Finally, the supremacy of Christ is manifest in suffering when we suffer joyfully. Here’s another text besides the one I gave you from Philippians 1:20–21. Second Corinthians 12:9:
But he said to me, “My grace is sufficient for you, for my power is made perfect in weakness.” Therefore I will boast all the more gladly of my weaknesses, so that the power of Christ may rest upon me. For the sake of Christ, then, I am content with weaknesses, insults, hardships, persecutions, and calamities. For when I am weak, then I am strong.
“My grace is sufficient for you,” Christ said to Paul, because he wouldn’t take away his thorn. “My grace is sufficient for you, for my power is made perfect in your weak endurance of this thorn, if you will trust me and rejoice.” To this Paul responded, “I will all the more gladly will I boast of weaknesses, so that the power of Christ may rest upon me. For the sake of Christ then I am content with weaknesses, insults, hardships, persecutions, calamities.” Can you believe this man? Content, glad, with (let’s not read them too quickly) weakness, insult, hardship, persecutions, calamities. “For when I am weak then am I strong.”
Persevere Through the Pain
So here we are back where we began.

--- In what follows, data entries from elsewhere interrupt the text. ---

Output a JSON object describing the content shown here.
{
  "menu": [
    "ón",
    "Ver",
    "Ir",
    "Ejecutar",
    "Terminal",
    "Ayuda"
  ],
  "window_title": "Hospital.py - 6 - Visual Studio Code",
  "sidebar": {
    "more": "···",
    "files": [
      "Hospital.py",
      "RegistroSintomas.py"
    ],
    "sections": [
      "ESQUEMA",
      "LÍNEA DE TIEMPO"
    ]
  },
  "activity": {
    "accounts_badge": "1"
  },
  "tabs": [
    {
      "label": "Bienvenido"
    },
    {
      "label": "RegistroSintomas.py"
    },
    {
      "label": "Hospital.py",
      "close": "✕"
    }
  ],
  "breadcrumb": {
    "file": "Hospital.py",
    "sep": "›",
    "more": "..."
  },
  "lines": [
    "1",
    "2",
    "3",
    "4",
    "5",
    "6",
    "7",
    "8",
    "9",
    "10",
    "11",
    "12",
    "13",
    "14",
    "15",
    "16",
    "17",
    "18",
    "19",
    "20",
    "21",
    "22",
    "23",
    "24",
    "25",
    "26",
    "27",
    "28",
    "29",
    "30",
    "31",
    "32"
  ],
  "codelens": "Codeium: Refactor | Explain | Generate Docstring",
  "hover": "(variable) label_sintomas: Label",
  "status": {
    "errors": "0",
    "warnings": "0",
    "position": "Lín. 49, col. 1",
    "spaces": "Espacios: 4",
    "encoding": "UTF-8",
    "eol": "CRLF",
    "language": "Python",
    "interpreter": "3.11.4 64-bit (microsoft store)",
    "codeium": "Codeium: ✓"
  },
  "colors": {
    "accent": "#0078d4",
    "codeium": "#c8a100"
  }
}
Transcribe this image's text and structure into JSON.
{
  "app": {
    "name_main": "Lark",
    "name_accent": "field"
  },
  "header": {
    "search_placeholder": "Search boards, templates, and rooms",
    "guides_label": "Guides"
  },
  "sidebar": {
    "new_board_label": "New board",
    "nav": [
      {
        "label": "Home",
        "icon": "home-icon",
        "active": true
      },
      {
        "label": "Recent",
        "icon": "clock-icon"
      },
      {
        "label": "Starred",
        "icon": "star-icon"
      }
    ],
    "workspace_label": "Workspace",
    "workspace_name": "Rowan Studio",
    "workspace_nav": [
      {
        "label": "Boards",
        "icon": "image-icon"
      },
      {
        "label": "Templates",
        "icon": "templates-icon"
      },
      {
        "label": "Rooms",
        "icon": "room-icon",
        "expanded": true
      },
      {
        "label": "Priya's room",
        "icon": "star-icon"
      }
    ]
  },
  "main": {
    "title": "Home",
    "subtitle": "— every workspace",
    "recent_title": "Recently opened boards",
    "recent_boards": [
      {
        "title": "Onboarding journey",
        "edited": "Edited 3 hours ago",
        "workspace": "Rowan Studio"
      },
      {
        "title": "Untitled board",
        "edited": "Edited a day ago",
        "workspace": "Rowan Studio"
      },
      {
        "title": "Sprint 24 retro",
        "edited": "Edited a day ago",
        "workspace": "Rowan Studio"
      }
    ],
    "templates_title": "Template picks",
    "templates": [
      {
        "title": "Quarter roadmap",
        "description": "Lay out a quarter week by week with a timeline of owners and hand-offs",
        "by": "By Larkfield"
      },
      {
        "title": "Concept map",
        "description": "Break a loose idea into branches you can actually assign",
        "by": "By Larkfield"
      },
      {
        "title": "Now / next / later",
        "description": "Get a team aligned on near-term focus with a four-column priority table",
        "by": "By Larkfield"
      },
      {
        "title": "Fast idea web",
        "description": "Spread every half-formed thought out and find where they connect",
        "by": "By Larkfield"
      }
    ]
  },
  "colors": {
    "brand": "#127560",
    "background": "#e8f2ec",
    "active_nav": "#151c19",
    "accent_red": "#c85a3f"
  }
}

The point of suffering is so that the glory, the beauty, the worth, the truth, the all-satisfying supremacy of Christ might be seen and magnified in the joy of those who count him more to be desired than all that they are losing in suffering for his sake. Gratitude is a wonderful way to show glory the God, but nothing like joy in suffering. Because when you’re grateful for all of God’s gifts, the world looks at that and says, “I can do that. I can do that. I can say thank you when I’ve got health, I can say there when I’ve got wealth, I can say thank you when I’ve got a job, I can say thank you when nobody’s upset with me.” That’s no big testimony. It’s good; it’s good to be thankful. It’s just no big deal in the world. It’s a big deal to God. If you’re not thankful you’re lost.
But what’s a big deal in the world is when you suffer and count him — not his gifts; they’re all being taken away — count him as all satisfying. Then the world cannot explain, and they might ask you a reason for the hope that is in you. Anybody ask you a reason recently for the hope that is in you? Do you know why? You’re not suffering very much. And therefore, you have no occasion to show that Jesus is superior to the computer or the car or the lake home or your health or your family. Jesus makes very clear how we rejoice in suffering.
Blessed are you when others revile you and persecute you and utter all kinds of evil against you falsely on my account. Rejoice and be glad, for your reward is great in heaven. (Matthew 5:11–12)
So I’m calling you here as I close, I’m calling you to a radical, war-time simplification of your life, and the embrace of the Calvary road of love. You all know people that you could love more, that would be more costly to love. Let’s just start simple. You know people who you could talk to that would be risky to talk to. You don’t have to jump off the temple. You just have to be loving — radically, mouth-opened loving in hard places, in risky places. And then you’ll have an occasion to prove that Christ is great, and is magnified in your life.
Orlando quoted my favorite sentence: God is most glorified in you when you are most satisfied in him. And let’s just add this as we close: he is even more glorified in you when you are satisfied in him, if your satisfaction in him is persevering through pain.